    Ten years ago, search engines were very rough and didn’t always produce practical results, but without those old rough drafts of the Googles and such that we have now being constantly revised, we’d not have the modern, more practical (although still not always perfect) search engines. I don’t think anyone with any real sense is using Empire Avenue, or even strictly utility indexes like Klout and Peerindex, with the intention of it being entirely or even usually representative of their overall effect. But these utilities and indexes are actually useful to some extent, and we’re better with them than without them. If anything they add a game element to it. Odds are that if you can get a very high score on the indexes, you’ll have to be producing meaningful and most likely original content. 

    Just because you can get a high score by using bots doesn’t mean that is what most people are going to do. Most of us already know that is pointless and we’re going to figure out how to do it the right way. My brother once said that people who take shortcuts just cut their own wrists, and I think anyone with any sense knows this. God bless Tom Foremski, I just honestly I just think he is not giving us enough credit. The social media marketing and seo communities aren’t just mindless automotons who think that a higher number on a computer screen means we are reaching a better audience. We already know that and I think he’s stating the obvious – preaching to the choir so to speak, with all due respect to Mr. Foremski – he might be a great guy and the most intelligent man on the planet earth for all I know, but I disagree with his point on this particular issue.
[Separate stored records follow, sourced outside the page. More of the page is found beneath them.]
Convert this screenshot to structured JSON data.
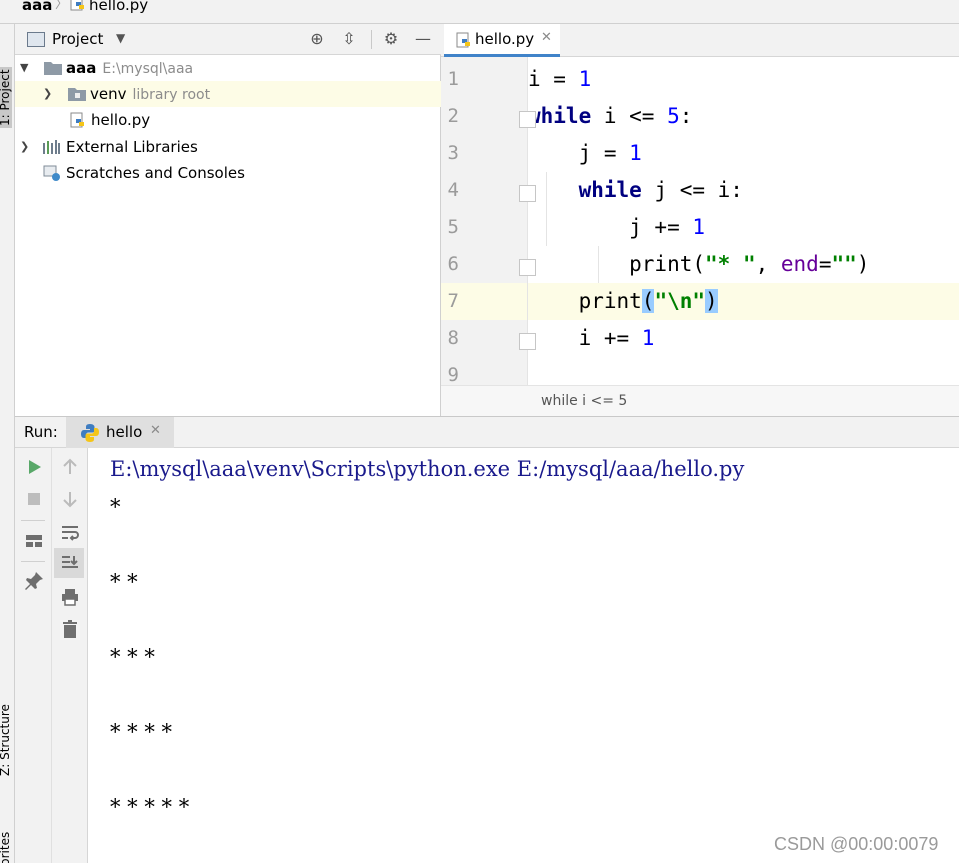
{
  "breadcrumb": {
    "project": "aaa",
    "separator": "〉",
    "file": "hello.py"
  },
  "left_strip": {
    "project_tab": "1: Project",
    "structure_tab": "Z: Structure",
    "favorites_tab": "Favorites"
  },
  "project_panel": {
    "title": "Project",
    "tree": [
      {
        "label": "aaa",
        "path": "E:\\mysql\\aaa"
      },
      {
        "label": "venv",
        "path": "library root"
      },
      {
        "label": "hello.py"
      },
      {
        "label": "External Libraries"
      },
      {
        "label": "Scratches and Consoles"
      }
    ]
  },
  "editor": {
    "tab_label": "hello.py",
    "line_numbers": [
      "1",
      "2",
      "3",
      "4",
      "5",
      "6",
      "7",
      "8",
      "9"
    ],
    "status_breadcrumb": "while i <= 5",
    "colors": {
      "keyword": "#000080",
      "number": "#0000ff",
      "string": "#008000",
      "param": "#660099",
      "current_line": "#fdfce6",
      "brace_match": "#99ccff"
    }
  },
  "run_panel": {
    "label": "Run:",
    "tab_label": "hello",
    "command": "E:\\mysql\\aaa\\venv\\Scripts\\python.exe E:/mysql/aaa/hello.py",
    "output_lines": [
      "*",
      "* *",
      "* * *",
      "* * * *",
      "* * * * *"
    ]
  },
  "watermark": "CSDN @00:00:0079",
  "icons": {
    "run": "play-icon",
    "stop": "stop-icon",
    "layout": "layout-icon",
    "pin": "pin-icon",
    "up": "arrow-up-icon",
    "down": "arrow-down-icon",
    "wrap": "soft-wrap-icon",
    "scroll": "scroll-to-end-icon",
    "print": "print-icon",
    "trash": "trash-icon"
  }
}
    I mean, we have to use something to measure how we’re doing. No one factor determines anything. Even Google itself uses over 200 factors to determine search engine rankings, and this is implying that we just log on to our computers, look at our Klout score, and then take the shortcuts to just get it up. The truth is, its just a very insignificant factor in the grand scheme of things, and not always useful for every situation, or practical for referencing progress. But it can be useful and a factor. And Empire avenue is certainly not klout. There is a huge difference between a full-scale social network and a utility. That’s like comparing Facebook to dropbox or something. Just because you can upload files to FB and DB in some similar way, doesn’t make them similar in any realistic way.